US3922073 *Apr 25, 1973Nov 25, 1975Schwartz Robert A DLight diffuser system
US4175360 *May 2, 1977Nov 27, 1979Mulvey Gerard ECoffered ceiling system
US4200903 *Nov 1, 1977Apr 29, 1980Conwed CorporationCompact portable indirect lighting fixture with acoustical control
US4428454 *Sep 2, 1982Jan 31, 1984Capaul Raymond WAcoustical panel construction
US4807411 *Apr 14, 1988Feb 28, 1989Capaul Raymond WAcoustical panel structure
US5174849 *Jan 11, 1991Dec 29, 1992Capaul Raymond WMethod for manufacturing a lay-in ceiling panel
US5202174 *May 13, 1991Apr 13, 1993Capaul CorporationLay-in ceiling panel
US5287668 *Jul 15, 1992Feb 22, 1994Capaul CorporationApparatus and method for refurbishing a ceiling grid to permit installation of ceiling panels
Non-Patent Citations
Reference
1 *Acoustical Materials Association Bulletin No. XXIII, pp. 42, 43, dated 1963.
2 *Metalux Product Catalog, p. 74, dated 1994.
3 *Remm Associates, Inc. Acousti Flex product literature, 4 pages, dated 1963.

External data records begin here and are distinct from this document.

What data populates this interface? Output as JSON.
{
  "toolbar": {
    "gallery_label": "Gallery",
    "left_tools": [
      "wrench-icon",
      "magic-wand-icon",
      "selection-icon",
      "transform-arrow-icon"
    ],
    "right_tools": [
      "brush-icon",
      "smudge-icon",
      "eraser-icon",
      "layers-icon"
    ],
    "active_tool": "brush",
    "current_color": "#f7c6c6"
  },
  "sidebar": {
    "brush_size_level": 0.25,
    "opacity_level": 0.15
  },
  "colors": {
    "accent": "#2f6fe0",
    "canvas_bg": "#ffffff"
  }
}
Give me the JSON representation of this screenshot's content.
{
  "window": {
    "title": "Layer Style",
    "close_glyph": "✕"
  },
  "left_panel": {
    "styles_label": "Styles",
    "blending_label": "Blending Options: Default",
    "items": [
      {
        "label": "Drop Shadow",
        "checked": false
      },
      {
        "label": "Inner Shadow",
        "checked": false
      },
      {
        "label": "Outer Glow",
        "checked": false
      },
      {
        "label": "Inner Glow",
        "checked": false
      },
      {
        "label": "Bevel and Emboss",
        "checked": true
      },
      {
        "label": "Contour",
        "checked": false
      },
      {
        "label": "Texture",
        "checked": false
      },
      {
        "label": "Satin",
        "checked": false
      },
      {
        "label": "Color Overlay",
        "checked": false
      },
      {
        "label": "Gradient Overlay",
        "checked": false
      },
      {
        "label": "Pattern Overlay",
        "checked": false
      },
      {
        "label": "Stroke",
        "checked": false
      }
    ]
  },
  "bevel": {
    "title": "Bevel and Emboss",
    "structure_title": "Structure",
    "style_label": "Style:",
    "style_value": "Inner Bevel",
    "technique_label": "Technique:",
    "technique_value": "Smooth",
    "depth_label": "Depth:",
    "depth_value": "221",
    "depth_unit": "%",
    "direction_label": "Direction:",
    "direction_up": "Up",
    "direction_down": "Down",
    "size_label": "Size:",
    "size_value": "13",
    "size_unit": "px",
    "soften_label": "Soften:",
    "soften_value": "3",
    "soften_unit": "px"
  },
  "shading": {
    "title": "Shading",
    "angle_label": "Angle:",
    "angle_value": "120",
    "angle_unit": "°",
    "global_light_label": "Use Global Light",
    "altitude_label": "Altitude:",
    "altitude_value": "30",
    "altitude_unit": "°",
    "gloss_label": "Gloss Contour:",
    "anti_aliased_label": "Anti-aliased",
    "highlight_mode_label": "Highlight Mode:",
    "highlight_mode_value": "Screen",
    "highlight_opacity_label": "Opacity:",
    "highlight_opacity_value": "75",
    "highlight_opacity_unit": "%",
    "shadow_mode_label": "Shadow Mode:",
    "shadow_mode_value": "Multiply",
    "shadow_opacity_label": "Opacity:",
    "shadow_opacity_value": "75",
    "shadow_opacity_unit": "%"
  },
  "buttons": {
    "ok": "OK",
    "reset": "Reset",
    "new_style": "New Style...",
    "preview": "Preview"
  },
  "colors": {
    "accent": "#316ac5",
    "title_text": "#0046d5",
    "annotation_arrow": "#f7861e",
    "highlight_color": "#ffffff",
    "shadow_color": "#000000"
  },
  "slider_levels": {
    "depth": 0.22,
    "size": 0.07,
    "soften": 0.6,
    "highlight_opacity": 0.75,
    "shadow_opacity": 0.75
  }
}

4Remm Associates, Inc. Acousti-Flex product literature, 4 pages, dated 1963.
5 *The Harrington and King Perforating Co., Inc. General Catalog No. 75, pp. 54, 55, dated 1963.
Referenced by
Citing PatentFiling datePublication dateApplicantTitle
US6179451 *Feb 18, 1999Jan 30, 2001Armstrong World Industries, Inc.Integrated indirect light and ceiling system
US7303305 *Aug 6, 2003Dec 4, 2007Kennedy & Violich Architecture, Ltd.Acoustic light emitting module
US7460675Jun 22, 2004Dec 2, 2008Soft Db Inc.Auto-adjusting sound masking system and method
US7793477 *Jan 4, 2008Sep 14, 2010Epic Metals CorporationRoof deck and method of manufacturing a clip
US7971680Jan 11, 2008Jul 5, 2011Spirit Acoustics Inc.Acoustic systems for lighting in suspended ceilings
US20140071662 *Sep 13, 2012Mar 13, 2014Peter D'AntonioCombination light diffuser and acoustical treatment and listening room including such fixtures
EP1030100A2 *Feb 16, 2000Aug 23, 2000Armstrong World Industries, Inc.Integrated indirect light and ceiling system
EP2573461A1 *Sep 22, 2011Mar 27, 2013Koninklijke Philips Electronics N.V.Acoustical lighting assembly
WO2007008801A2 *Jul 11, 2006Jan 18, 2007Spirit Acoustics IncAcoustic systems for lighting in suspended ceilings
WO2012042429A2Sep 19, 2011Apr 5, 2012Koninklijke Philips Electronics N.V.Illumination device and luminaire
WO2013042064A1 *Sep 20, 2012Mar 28, 2013Koninklijke Philips Electronics N.V.Acoustical lighting assembly
Classifications
U.S. Classification362/148, 52/506.06, 52/144, 362/364
International ClassificationB32B15/14, E04B9/00
Cooperative ClassificationB32B15/14, F21Y2103/00, F21S8/02, E04B9/006, F21V33/006
European ClassificationF21S8/02, B32B15/14, E04B9/00D, F21V33/00B
Legal Events
DateCodeEventDescription
Sep 17, 2002FPExpired due to failure to pay maintenance fee
Effective date: 20020721
Jul 22, 2002LAPSLapse for failure to pay maintenance fees
Feb 13, 2002REMIMaintenance fee reminder mailed